Personal tools

next
previous
items

Skip to content. | Skip to navigation

Sound and independent information
on the environment

You are here: Home / Environmental topics / Air pollution / Activities / The air implementation pilot project

The air implementation pilot project

The Air Implementation Pilot was a project undertaken jointly by the EEA and the European Commission. It was one of two pilot projects (the other one relates to waste management) called for by Environment Commissioner Janez Potočnik at the June 2011 meeting of the EEA Management Board. Both projects sought to explore an enhanced role for the EEA in supporting the implementation of the European Union’s environment policy.

The case for improving the implementation of air quality legislation

Improving the implementation and enforcement of EU environment legislation is one of the Union’s main strategic objectives for the coming years. This objective has been set out in the proposal for the new EU Environment Action Programme to 2020, a Communication from the European Commission, and a related resolution by the European Parliament. There are several reasons for this drive to improve the implementation and enforcement of environment legislation. One reason is that there remain specific gaps in knowledge about the state of the environment. Another is the need to find effective ways of addressing environmental problems once they are identified.  

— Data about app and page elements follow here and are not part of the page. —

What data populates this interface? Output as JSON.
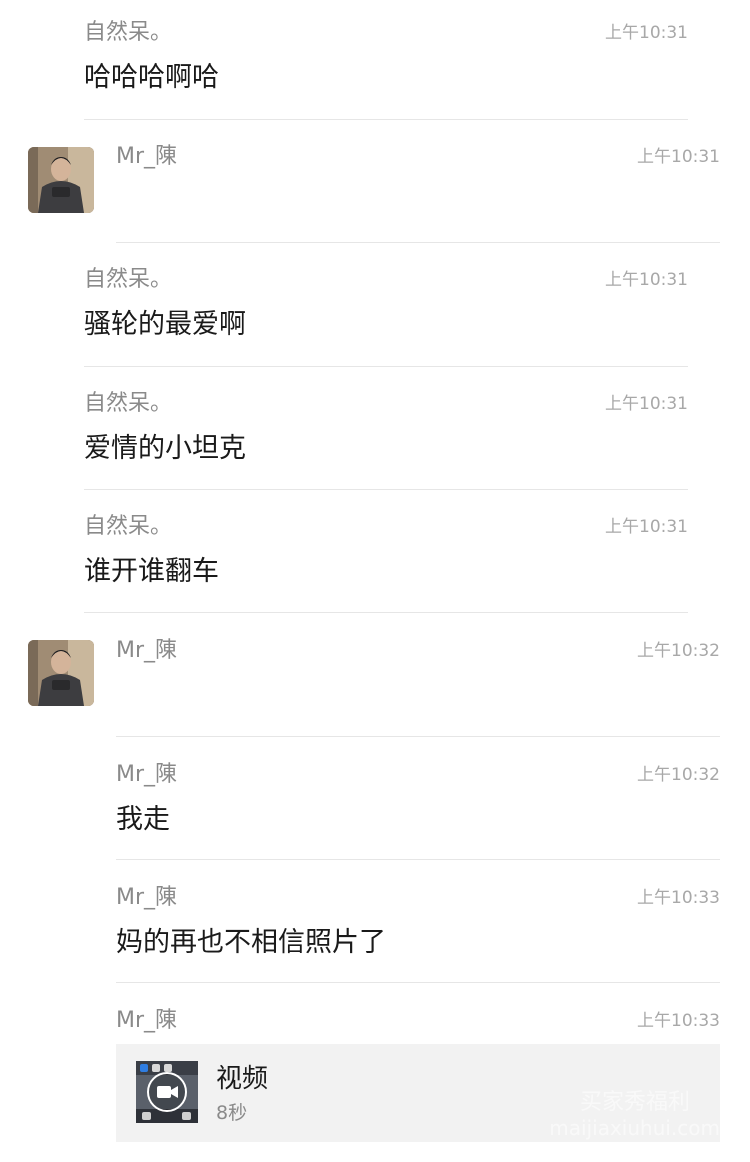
{
  "messages": [
    {
      "sender": "自然呆。",
      "time": "上午10:31",
      "text": "哈哈哈啊哈"
    },
    {
      "sender": "Mr_陳",
      "time": "上午10:31",
      "text": ""
    },
    {
      "sender": "自然呆。",
      "time": "上午10:31",
      "text": "骚轮的最爱啊"
    },
    {
      "sender": "自然呆。",
      "time": "上午10:31",
      "text": "爱情的小坦克"
    },
    {
      "sender": "自然呆。",
      "time": "上午10:31",
      "text": "谁开谁翻车"
    },
    {
      "sender": "Mr_陳",
      "time": "上午10:32",
      "text": ""
    },
    {
      "sender": "Mr_陳",
      "time": "上午10:32",
      "text": "我走"
    },
    {
      "sender": "Mr_陳",
      "time": "上午10:33",
      "text": "妈的再也不相信照片了"
    },
    {
      "sender": "Mr_陳",
      "time": "上午10:33",
      "text": ""
    }
  ],
  "video": {
    "title": "视频",
    "duration": "8秒",
    "icon": "video-camera-icon"
  },
  "watermark": {
    "line1": "买家秀福利",
    "line2": "maijiaxiuhui.com"
  },
  "colors": {
    "sender": "#8a8a8a",
    "time": "#a8a8a8",
    "text": "#1a1a1a",
    "divider": "#e6e6e6",
    "card": "#f2f2f2"
  }
}
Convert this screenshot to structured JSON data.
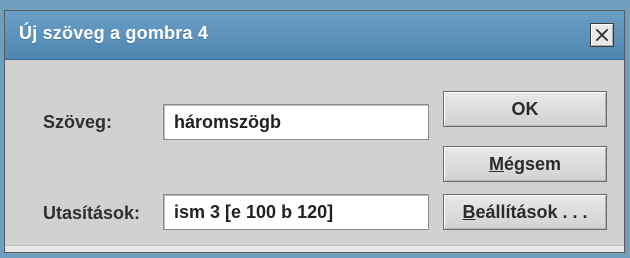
{
  "window": {
    "title": "Új szöveg a gombra 4"
  },
  "fields": {
    "text_label": "Szöveg:",
    "text_value": "háromszögb",
    "commands_label": "Utasítások:",
    "commands_value": "ism 3 [e 100 b 120]"
  },
  "buttons": {
    "ok": "OK",
    "cancel_mnemonic": "M",
    "cancel_rest": "égsem",
    "settings_mnemonic": "B",
    "settings_rest": "eállítások . . ."
  },
  "icons": {
    "close": "close-icon"
  }
}
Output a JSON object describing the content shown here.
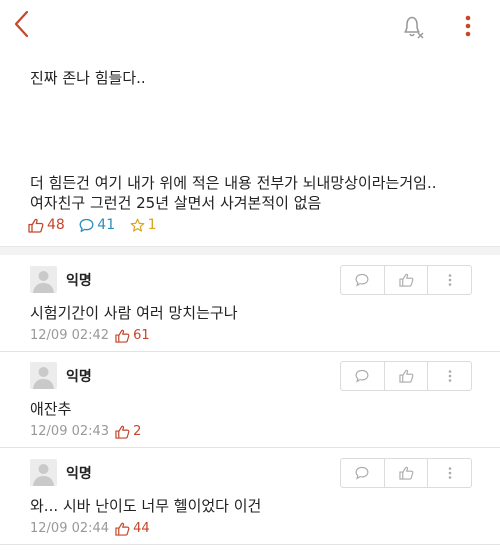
{
  "header": {
    "back_icon": "chevron-left-icon",
    "notify_icon": "bell-off-icon",
    "more_icon": "vertical-dots-icon"
  },
  "post": {
    "line1": "진짜 존나 힘들다..",
    "line2": "더 힘든건 여기 내가 위에 적은 내용 전부가 뇌내망상이라는거임..",
    "line3": "여자친구 그런건 25년 살면서 사겨본적이 없음",
    "likes": "48",
    "comments": "41",
    "scraps": "1"
  },
  "comments": [
    {
      "author": "익명",
      "text": "시험기간이 사람 여러 망치는구나",
      "time": "12/09 02:42",
      "likes": "61"
    },
    {
      "author": "익명",
      "text": "애잔추",
      "time": "12/09 02:43",
      "likes": "2"
    },
    {
      "author": "익명",
      "text": "와... 시바 난이도 너무 헬이었다 이건",
      "time": "12/09 02:44",
      "likes": "44"
    }
  ],
  "colors": {
    "accent": "#c4472a",
    "comment_blue": "#2a8fbf",
    "scrap_gold": "#d9a520"
  }
}
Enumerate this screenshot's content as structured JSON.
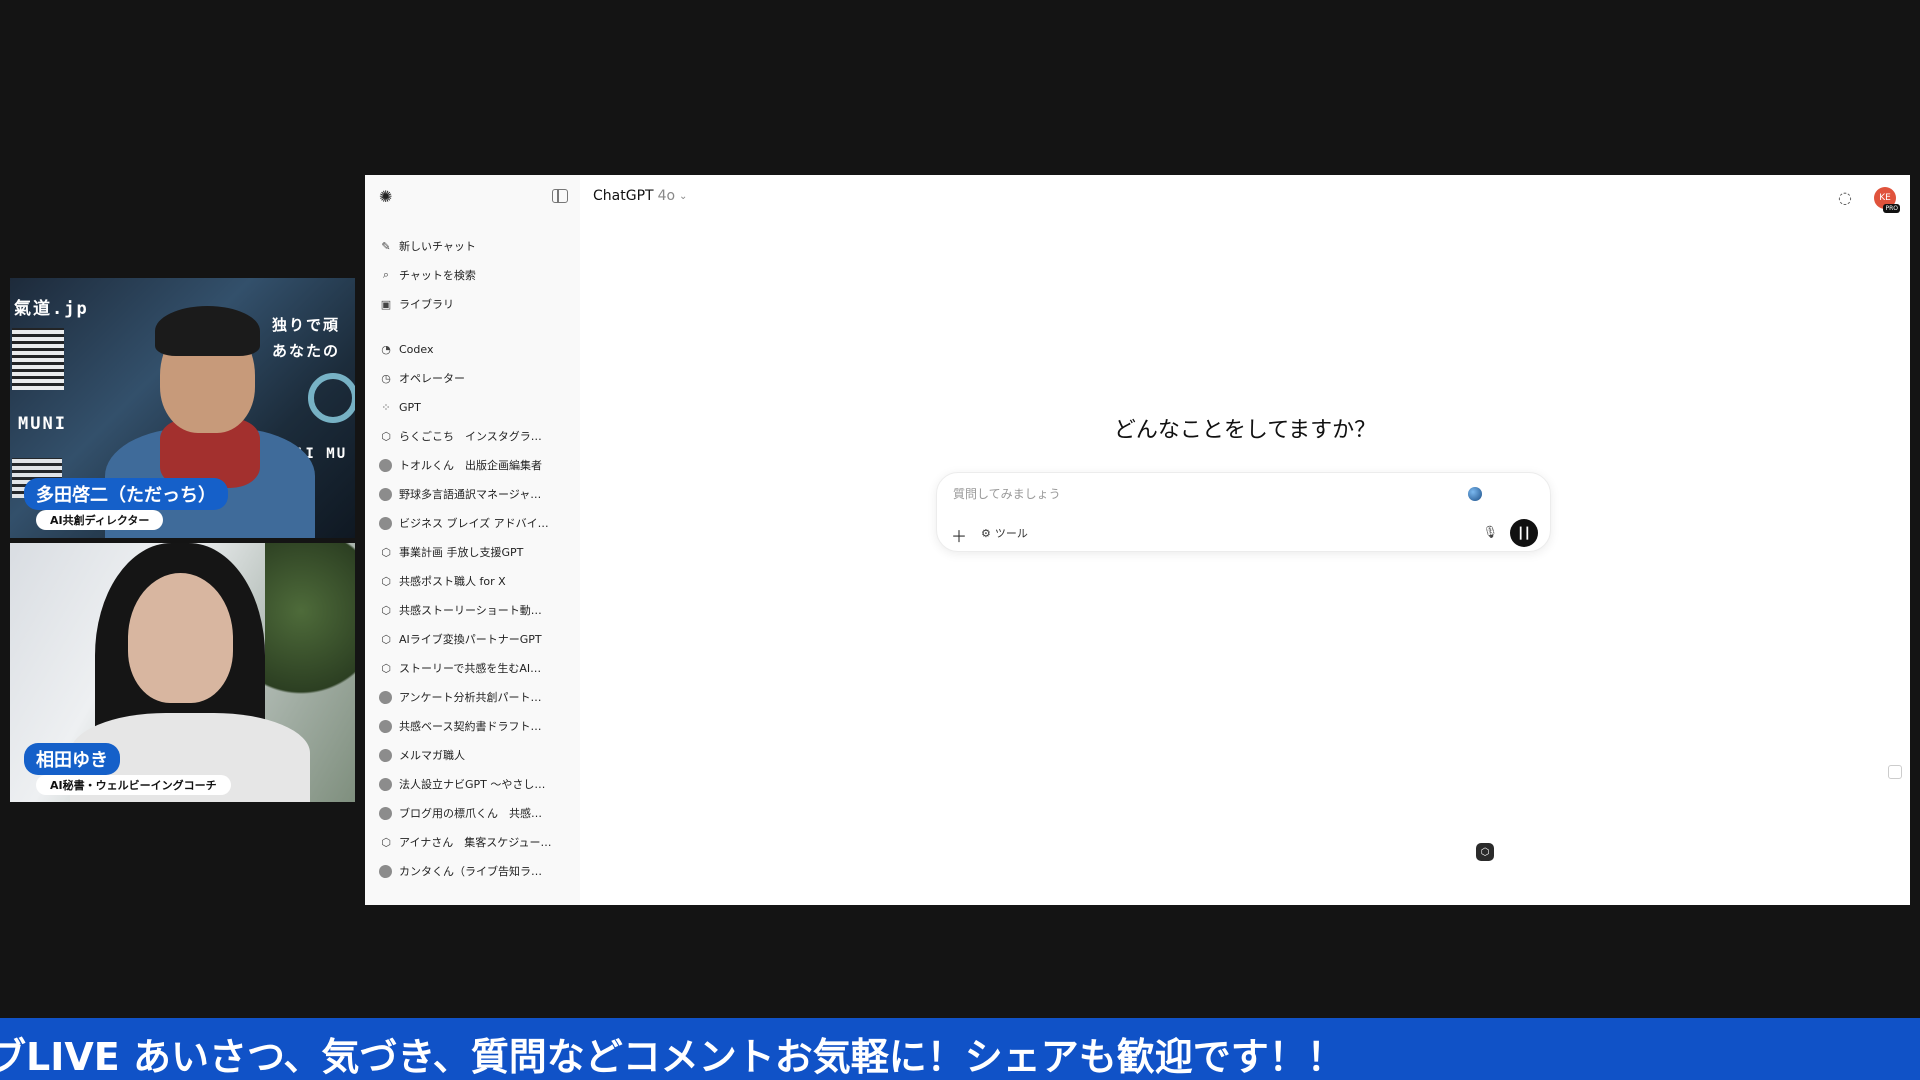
{
  "cams": {
    "top": {
      "brand": "氣道.jp",
      "side_text_1": "独りで頑",
      "side_text_2": "あなたの",
      "muni": "MUNI",
      "ai_mu": "AI MU",
      "name": "多田啓二（ただっち）",
      "role": "AI共創ディレクター"
    },
    "bottom": {
      "name": "相田ゆき",
      "role": "AI秘書・ウェルビーイングコーチ"
    }
  },
  "app": {
    "title": "ChatGPT",
    "model": "4o",
    "heading": "どんなことをしてますか？",
    "composer": {
      "placeholder": "質問してみましょう",
      "tools_label": "ツール"
    },
    "avatar_initials": "KE",
    "avatar_badge": "PRO"
  },
  "sidebar": {
    "primary": [
      {
        "label": "新しいチャット",
        "icon": "edit-icon"
      },
      {
        "label": "チャットを検索",
        "icon": "search-icon"
      },
      {
        "label": "ライブラリ",
        "icon": "library-icon"
      }
    ],
    "tools": [
      {
        "label": "Codex",
        "icon": "codex-icon"
      },
      {
        "label": "オペレーター",
        "icon": "operator-icon"
      },
      {
        "label": "GPT",
        "icon": "grid-icon"
      }
    ],
    "gpts": [
      {
        "label": "らくごこち　インスタグラ…",
        "type": "cube"
      },
      {
        "label": "トオルくん　出版企画編集者",
        "type": "avatar"
      },
      {
        "label": "野球多言語通訳マネージャ…",
        "type": "avatar"
      },
      {
        "label": "ビジネス ブレイズ アドバイ…",
        "type": "avatar"
      },
      {
        "label": "事業計画 手放し支援GPT",
        "type": "cube"
      },
      {
        "label": "共感ポスト職人 for X",
        "type": "cube"
      },
      {
        "label": "共感ストーリーショート動…",
        "type": "cube"
      },
      {
        "label": "AIライブ変換パートナーGPT",
        "type": "cube"
      },
      {
        "label": "ストーリーで共感を生むAI…",
        "type": "cube"
      },
      {
        "label": "アンケート分析共創パート…",
        "type": "avatar"
      },
      {
        "label": "共感ベース契約書ドラフト…",
        "type": "avatar"
      },
      {
        "label": "メルマガ職人",
        "type": "avatar"
      },
      {
        "label": "法人設立ナビGPT ～やさし…",
        "type": "avatar"
      },
      {
        "label": "ブログ用の標爪くん　共感…",
        "type": "avatar"
      },
      {
        "label": "アイナさん　集客スケジュー…",
        "type": "cube"
      },
      {
        "label": "カンタくん（ライブ告知ラ…",
        "type": "avatar"
      }
    ]
  },
  "ticker": {
    "text": "ブLIVE あいさつ、気づき、質問などコメントお気軽に！シェアも歓迎です！！"
  }
}
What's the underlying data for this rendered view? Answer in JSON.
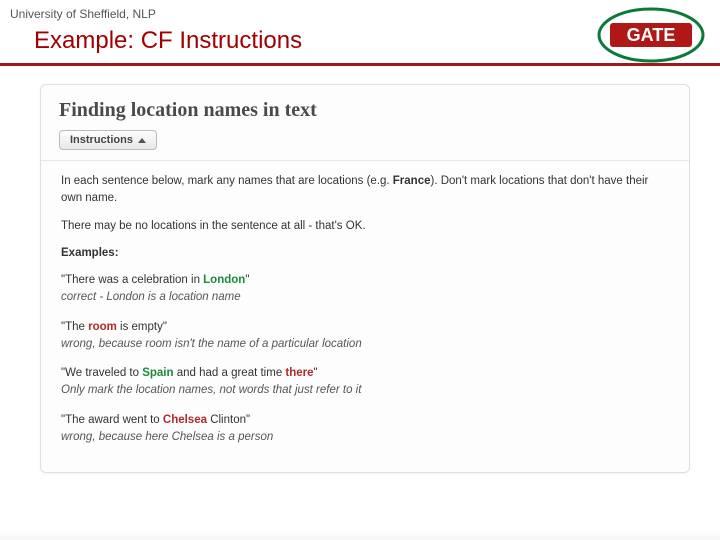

While air quality legislation has been in force for almost twenty years, delayed or inadequate implementation means that the objective of achieving “levels of air quality that do not result in unacceptable impacts on, and risks to, human health and the environment” (as stated in the Sixth and Seventh Environmental Action Programmes of the European Union) has not been met. Persistent air quality problems across the EU (mainly exceedances of target or limit values for particulate matter, ozone and nitrogen dioxide) are mostly observed in urban areas. For this reason, it was decided that the Air Implementation Pilot would focus on gaining a better understanding of what cities need in order to better implement EU air quality legislation. 

The additional knowledge resulting from the Pilot contributed to the review of the EU’s air quality policy performed by the European Commission and its subsequent proposed Clean Air Policy Package.

Progress made by the Air Implementation Pilot

Twelve cities took part in the Pilot: Antwerp, Berlin, Dublin, Madrid, Malmö, Milan, Paris, Ploiesti, Plovdiv, Prague, Vienna, and Vilnius. The selected cities reflected European geographical coverage, city size, and a variety of main pollution sources. In the map below, the 12 Pilot cities are shown.

Eight cities were originally selected early in 2012 to take part in the Pilot: Berlin, Dublin, Madrid, Malmö, Milan, Ploiesti, Prague, and Vienna. At the end of 2012, it was decided to expand the urban sample by inviting up to four additional cities to take part in the Pilot to ensure a reasonably representative sample. Antwerp, Paris, Plovdiv and Vilnius were invited to join the project to better reflect geographical coverage, city size, and a variety of main pollution sources. In the map below, the 12 Pilot cities are shown.

The Pilot examined five themes in air quality implementation: local emission ‘inventories’ (the measurements of what pollutants are being emitted and where); computer modelling activities to assess how these pollutants disperse in the atmosphere; monitoring networks that measure air quality using monitoring stations based across a city; management practices by city authorities; and public information measures to inform citizens about air quality in their city. The EEA and its European Topic Centre for Air Pollution and Climate Change Mitigation met with representatives from each of the Pilot cities and worked together with them to gain a better understanding of the current performance of the cities in each of these areas. In these meetings, in follow-up analysis and in the resulting reports, the EEA and the cities also examined ways to further improve their performance.

The analyses found – not surprisingly – that there are some differences across Europe in the management of urban air quality. Nevertheless, there were a few trends that were shared by several cities. For example, local authorities continue to face problems in terms of air quality assessment (attributing air pollution to the correct sources of pollution), and management (plans and programmes designed to improve air quality). The Pilot also revealed that cities continue to find it difficult to link measures aimed at improving air quality to observed trends in air quality concentrations. Cities also identified areas where they needed additional support and/or were willing to offer their experience to others. These areas include: estimating emissions of pollutants from specific sources (e.g. ‘fugitive’ emissions, wood burning, or the ‘real world’ emissions from vehicles as opposed to their official test-cycle emissions); interpreting and validating the results of computer models of air pollution; deciding where best to site air quality monitoring stations; and implementing measures to improve air quality and assess their effect.  

Informing the EU air policy review

The EEA presented a detailed report with final conclusions and recommendations in mid-2013 which contributed to the review of EU air policy. The results from the Air Implementation Pilot were also presented at Green Week 2013 "Cleaner air for all”, the biggest annual conference on European environment policy.

Related content

Related publications

See also

Document Actions

Comments

European Environment Agency (EEA)
Kongens Nytorv 6
1050 Copenhagen K
Denmark
Phone: +45 3336 7100